Fields Faces Playoff Battle
Jack Fields, the pride of Southern Pines and Pinecrest High School, demonstrated his tenacity on a golf course once again Tuesday when he shot 34 on his final nine holes to earn a spot in a 26-man playoff for two berths in match play for the U.S. Amateur Championship being held at Pinehurst Resort.
He was scheduled to tee off at 8:20 this morning on the No. 4 Course.
Nobody said it was going to be easy. It never is when the stakes are so high.
For Fields, the stakes were astronomical. Shoot a good round and join 63 other golfers in match play. Shoot a high number and take the rest of the week off.
This was the big one for Fields ... the national championship being played in his own front yard. Plus it was a kind of trifecta for the 18-year-old headed for the University of North Carolina this fall on a golf scholarship. He had already won the North Carolina High School state 4-A championship and the North Carolina Amateur a few weeks ago.
Pressure is nothing new to Fields. Heck, his dad Mike had promised him a car if he qualified for the Amateur and he shot 65-74 at Pinewild Country Club to get that done.
He shot 63 in the final round of the state amateur to make up a
final-round deficit of seven strokes. That 63 included an eagle and a double eagle at Raleigh Country Club, another Donald Ross creation.
Still, when he opened with a 38 on the back nine of No. 2 Tuesday, his hopes appeared dim. But he rallied with birdies on holes 3 and 7 to make the playoff.
"He hit every fairway and every green on that nine except for No. 8," Mike Fields said. "He made a seven-footer on the 7th hole, but then three-putted No. 8."
Fields was looking forward to playing the famed No. 2 course after an opening 73 on No. 4 Monday that had put him in borderline territory.

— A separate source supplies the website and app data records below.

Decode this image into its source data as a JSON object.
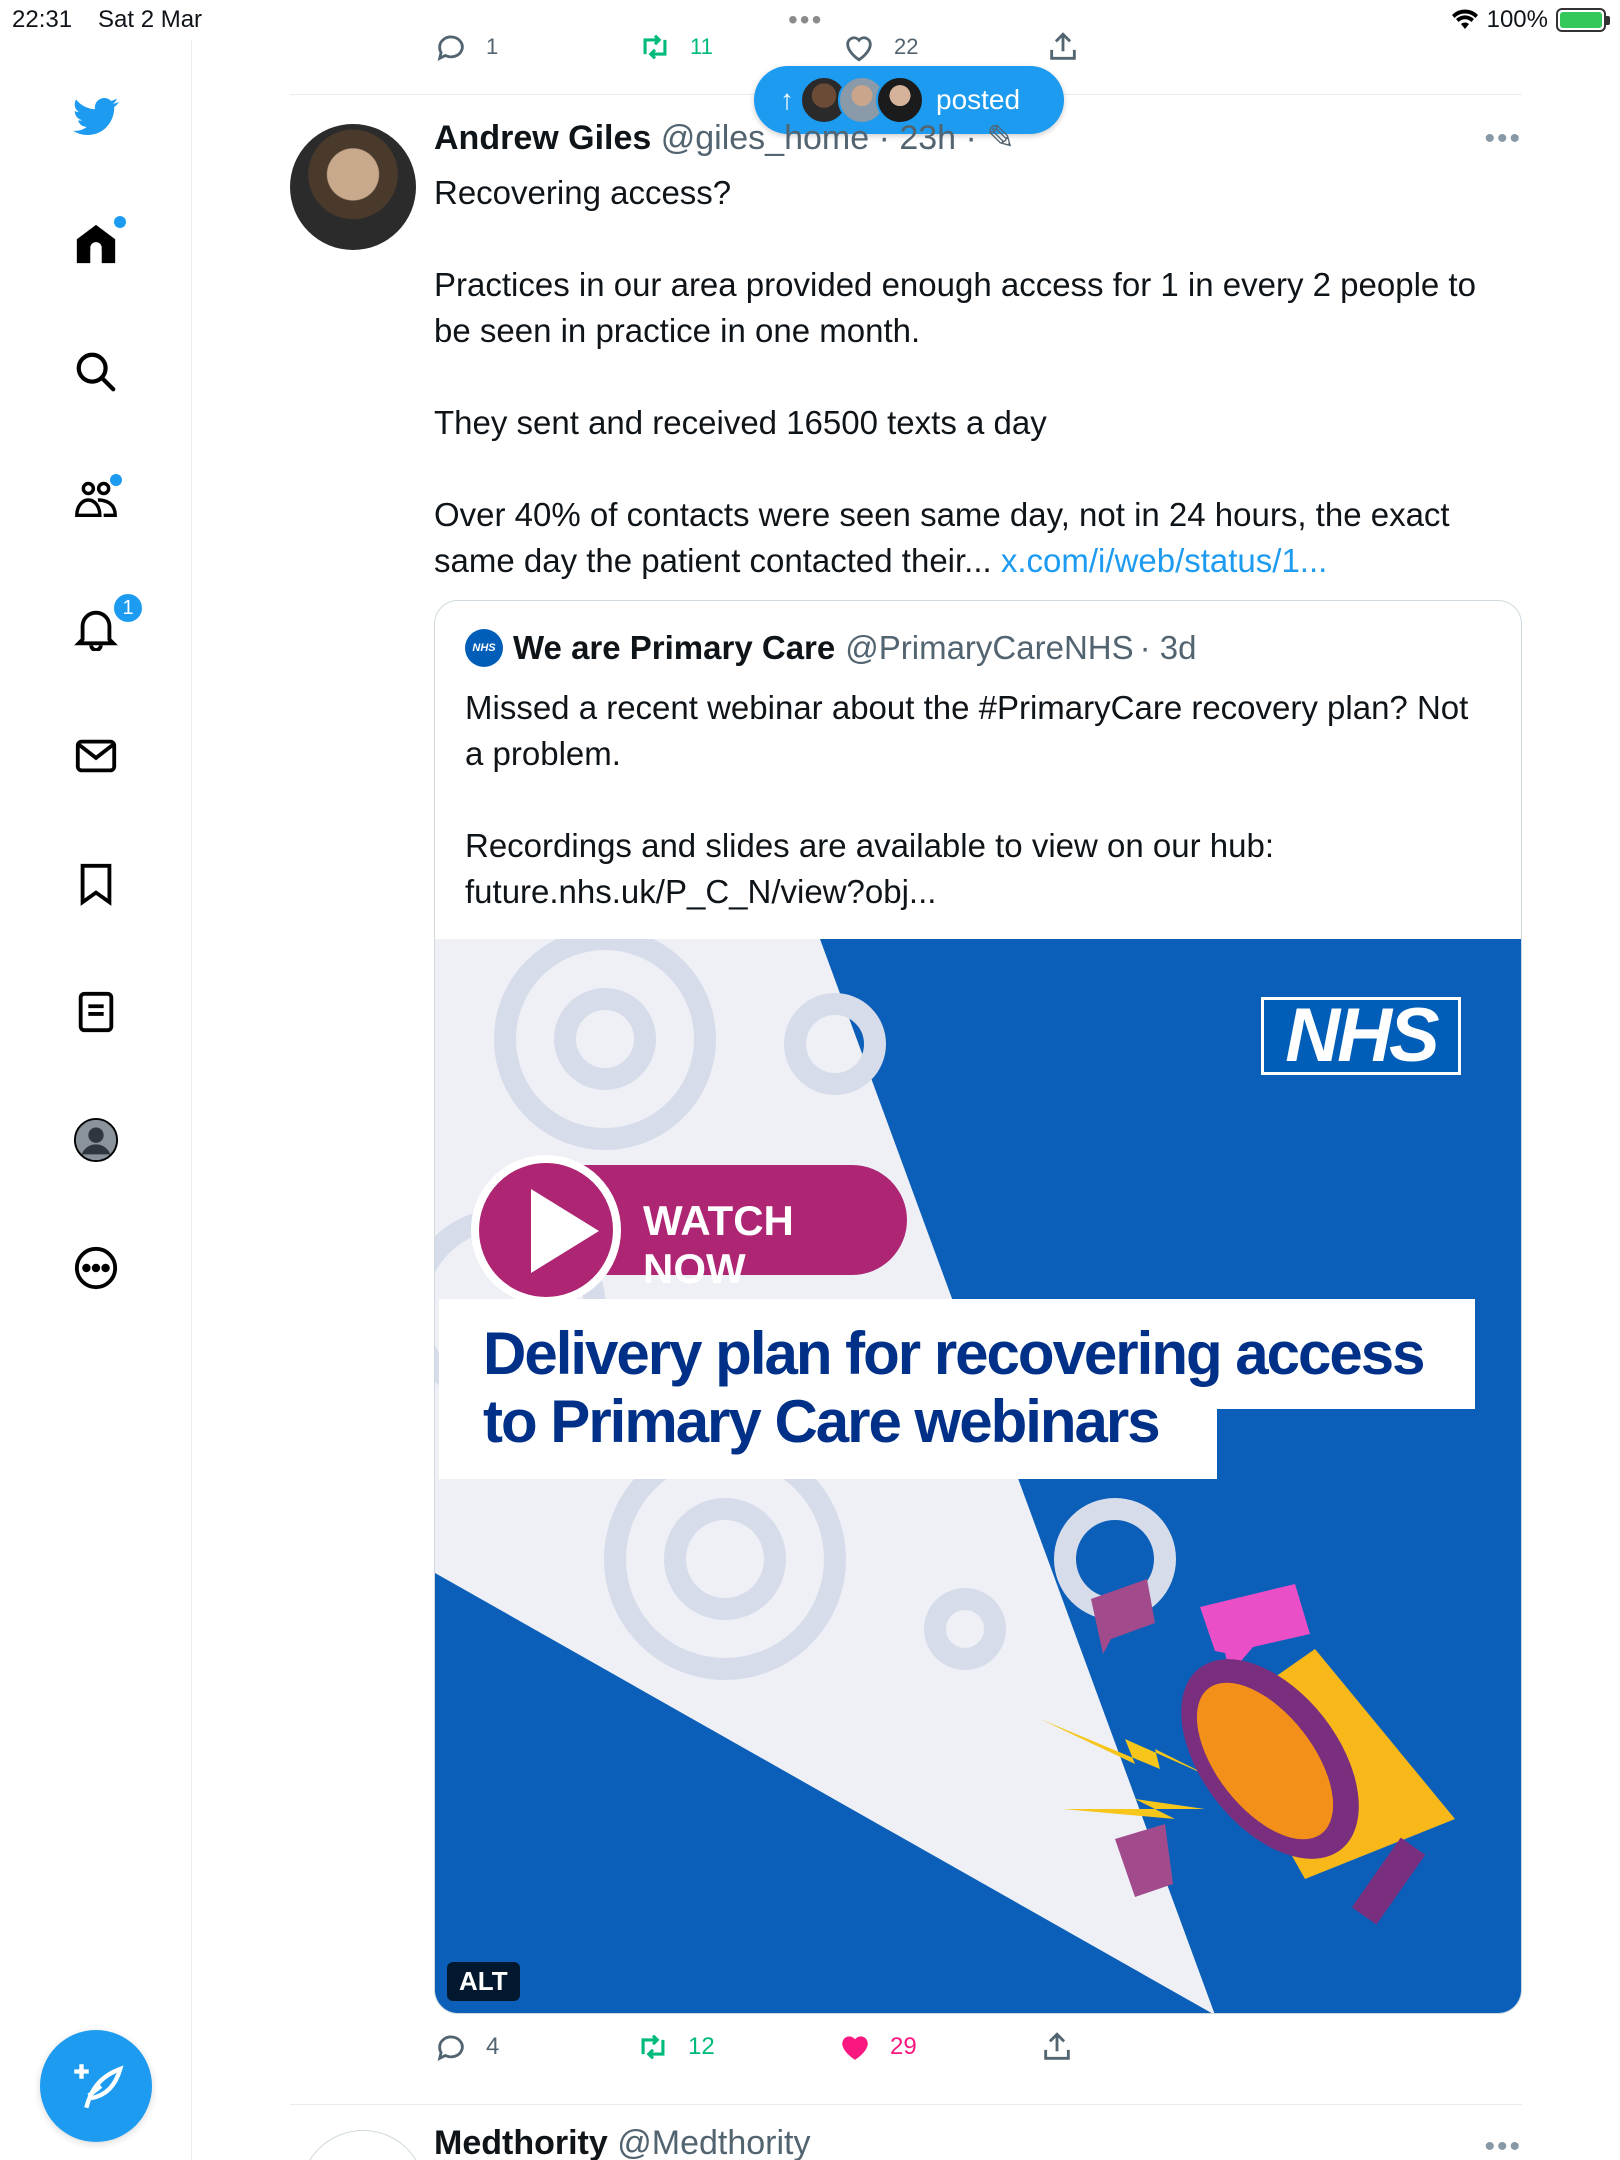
{
  "status": {
    "time": "22:31",
    "date": "Sat 2 Mar",
    "battery": "100%"
  },
  "sidebar": {
    "notifications_badge": "1",
    "icons": [
      "twitter-bird-icon",
      "home-icon",
      "search-icon",
      "communities-icon",
      "notifications-icon",
      "messages-icon",
      "bookmarks-icon",
      "lists-icon",
      "profile-icon",
      "more-icon"
    ]
  },
  "previous_tweet": {
    "replies": "1",
    "retweets": "11",
    "likes": "22"
  },
  "new_posts_pill": {
    "label": "posted"
  },
  "tweet": {
    "name": "Andrew Giles",
    "handle": "@giles_home",
    "time": "· 23h ·",
    "body_1": "Recovering access?\n\nPractices in our area provided enough access for 1 in every 2 people to be seen in practice in one month.\n\nThey sent and received 16500 texts a day\n\nOver 40% of contacts were seen same day, not in 24 hours, the exact same day the patient contacted their... ",
    "link": "x.com/i/web/status/1...",
    "quote": {
      "name": "We are Primary Care",
      "handle": "@PrimaryCareNHS",
      "time": "· 3d",
      "nhs_badge": "NHS",
      "body": "Missed a recent webinar about the #PrimaryCare recovery plan? Not a problem.\n\nRecordings and slides are available to view on our hub: future.nhs.uk/P_C_N/view?obj...",
      "media": {
        "logo": "NHS",
        "button": "WATCH NOW",
        "headline_1": "Delivery plan for recovering access",
        "headline_2": "to Primary Care webinars",
        "alt": "ALT"
      }
    },
    "replies": "4",
    "retweets": "12",
    "likes": "29"
  },
  "next_tweet": {
    "name": "Medthority",
    "handle": "@Medthority"
  },
  "colors": {
    "accent": "#1d9bf0",
    "retweet": "#00ba7c",
    "like": "#f91880",
    "nhs_blue": "#005eb8",
    "nhs_magenta": "#ae2573"
  }
}
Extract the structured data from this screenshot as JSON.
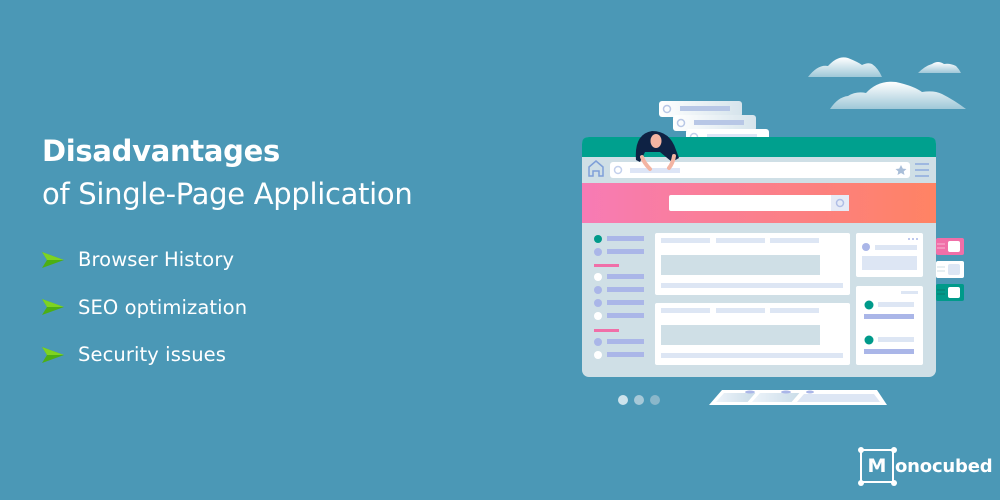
{
  "heading": {
    "line1": "Disadvantages",
    "line2": "of Single-Page Application"
  },
  "bullets": [
    {
      "icon": "green-arrow-icon",
      "label": "Browser History"
    },
    {
      "icon": "green-arrow-icon",
      "label": "SEO optimization"
    },
    {
      "icon": "green-arrow-icon",
      "label": "Security issues"
    }
  ],
  "brand": {
    "logo_letter": "M",
    "logo_text": "onocubed"
  },
  "colors": {
    "background": "#4b98b6",
    "browser_header": "#00a08e",
    "hero_gradient_start": "#f77bb5",
    "hero_gradient_end": "#ff8363",
    "arrow_green": "#5dc21e",
    "accent_teal": "#009a8a",
    "accent_pink": "#f06fa8",
    "placeholder_blue": "#aab6e8"
  },
  "carousel": {
    "dots": 3,
    "active_index": 0
  }
}
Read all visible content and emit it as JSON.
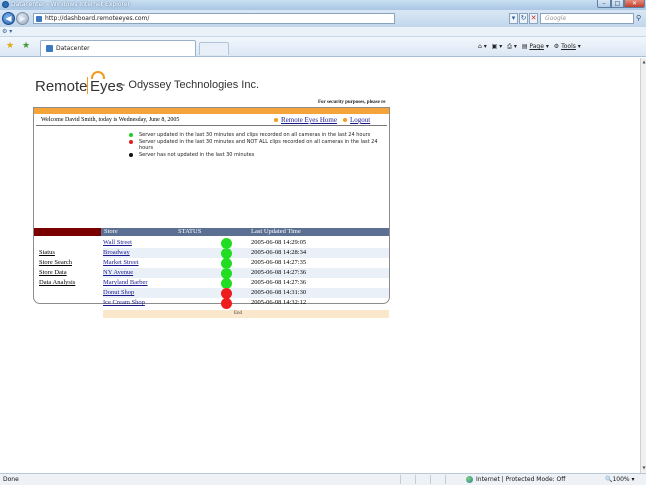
{
  "browser": {
    "window_title": "Datacenter - Windows Internet Explorer",
    "url": "http://dashboard.remoteeyes.com/",
    "search_placeholder": "Google",
    "tab_title": "Datacenter",
    "commands": {
      "page": "Page",
      "tools": "Tools"
    },
    "status_text": "Done",
    "zone": "Internet | Protected Mode: Off",
    "zoom": "100%"
  },
  "page": {
    "logo_left": "Remote",
    "logo_right": "Eyes",
    "company": "--   Odyssey Technologies Inc.",
    "security_note": "For security purposes, please re",
    "welcome": "Welcome David Smith, today is Wednesday, June 8, 2005",
    "home_link": "Remote Eyes Home",
    "logout_link": "Logout",
    "legend": [
      {
        "color": "#22cc22",
        "text": "Server updated in the last 30 minutes and clips recorded on all cameras in the last 24 hours"
      },
      {
        "color": "#e02020",
        "text": "Server updated in the last 30 minutes and NOT ALL clips recorded on all cameras in the last 24 hours"
      },
      {
        "color": "#111111",
        "text": "Server has not updated in the last 30 minutes"
      }
    ],
    "table_headers": {
      "store": "Store",
      "status": "STATUS",
      "updated": "Last Updated Time"
    },
    "side_menu": [
      "Status",
      "Store Search",
      "Store Data",
      "Data Analysis"
    ],
    "rows": [
      {
        "store": "Wall Street",
        "status": "green",
        "time": "2005-06-08 14:29:05"
      },
      {
        "store": "Broadway",
        "status": "green",
        "time": "2005-06-08 14:28:34"
      },
      {
        "store": "Market Street",
        "status": "green",
        "time": "2005-06-08 14:27:35"
      },
      {
        "store": "NY Avenue",
        "status": "green",
        "time": "2005-06-08 14:27:36"
      },
      {
        "store": "Maryland Barber",
        "status": "green",
        "time": "2005-06-08 14:27:36"
      },
      {
        "store": "Donut Shop",
        "status": "red",
        "time": "2005-06-08 14:31:30"
      },
      {
        "store": "Ice Cream Shop",
        "status": "red",
        "time": "2005-06-08 14:32:12"
      }
    ],
    "end_label": "End",
    "status_colors": {
      "green": "#22dd22",
      "red": "#ee1c1c"
    }
  }
}
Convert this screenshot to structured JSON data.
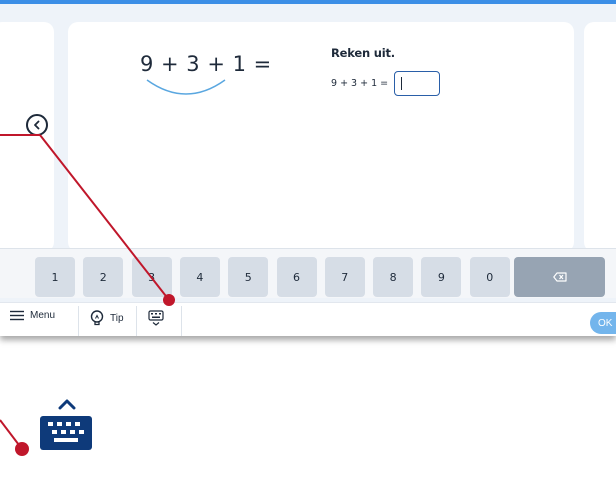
{
  "exercise": {
    "big_equation": "9 + 3 + 1 =",
    "instruction": "Reken uit.",
    "small_equation": "9 + 3 + 1 =",
    "answer_value": ""
  },
  "keypad": {
    "keys": [
      "1",
      "2",
      "3",
      "4",
      "5",
      "6",
      "7",
      "8",
      "9",
      "0"
    ]
  },
  "toolbar": {
    "menu_label": "Menu",
    "tip_label": "Tip",
    "ok_label": "OK"
  },
  "colors": {
    "accent": "#3b8ee6",
    "callout_red": "#c0172b",
    "navy": "#0e3a7a",
    "ok_button": "#73b5ec"
  },
  "icons": [
    "chevron-left-icon",
    "backspace-icon",
    "hamburger-icon",
    "lightbulb-icon",
    "keyboard-icon",
    "caret-up-icon"
  ]
}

"I've always played No. 2 pretty well," he said, then went out and
made birdie on his first hole, the 10th, as he was starting on the
That proved to be the highlight of that nine, though, as he ran into trouble with a three-putt bogey on his fourth hole (13) from some 20 feet above the hole. Trouble came in the form of the dreaded bogey train as he proceeded to lose strokes on the next three holes before righting the ship.
A tremendous tee shot on the par-3 17th left him with a 10-foot birdie putt and a chance to turn things around. But the ball hung on the lip of the cup.
A routine par on 18 netted a 38 and left him facing a huge hill to climb on the final nine.
Despite the opening 73, Fields wasn't all that comfortable with his golf swing on Monday.
His driver wanted to go a little left. His irons wanted to go a little right.
That's not a good combination when you're in the first round of
attempting to qualify for match play in the U.S. Amateur Championship.
Especially when you're playing a golf course as tough as Pinehurst Resort's No. 4.
The result was three double bogeys, enough bad stuff to ruin the day when you're trying to make the Tuesday cut of 64 players from among a field of 315.
But for Fields, who grew up in Southern Pines and has been playing competitive golf for most of his young life, there was no thought of failure.
He rallied with four birdies, including a brilliant up-and-down from the pine straw on the par-5 17th hole, putting himself back in good shape for Tuesday's second round.
"I think I'll have to shoot at least another 73 or better on No. 2
tomorrow to have a chance of making match play," he predicted.
There was an omen early on Monday that it might be a trying day when Fields had an early birdie putt lip out.
"Then on the second hole, I really messed it up," he said. "I hooked a 4-iron, then chunked a wedge."
His problems continued on No. 6, where he four-putted for a double bogey from 20 feet. He was still able to make the turn at 2 over par, though, only to find disaster on the 10th hole.
"I hit it left off the tee and had a terrible lie," he said. "Then I
plugged it in the lip of the bunker and ended up having to make a putt from 10 feet for double bogey."
A birdie on the tough 13th hole got him back to 3-over. A bogey on 16 proved only a mild setback as he responded with the birdie on 17.
"I was worried about the chip on 17," he said. "I never considered trying to putt it, but I was afraid that the wedge might slide underneath the ball in the pine straw."
He executed the shot perfectly, with the ball stopping about two
feet past the cup, then rolled it in for birdie.
Trouble still awaited on the par-4 18th, though, as his drive caught the huge waste bunker on the left side. His iron shot went right and he chipped it about 15 feet past the cup, then made the par putt.
"Getting up and down on 18 was huge for my confidence," Fields said. "I feel a lot better leaving with a par than with a bogey. I just didn't concentrate well enough on the shot from the waste bunker. You certainly don't want to bogey the last hole when you're going to be playing No. 2 the next round."
Fields had a 2:25 tee-off Tuesday afternoon and had hoped to use the morning to solve his swing problems.
"I'll go out to my home course (National Golf Club) and work on some things," he said. "I don't feel that good about my game right now, but if you can get into match play, anything can happen."
Now all he has to do is outlast 24 other players this morning and he's there.
More like this story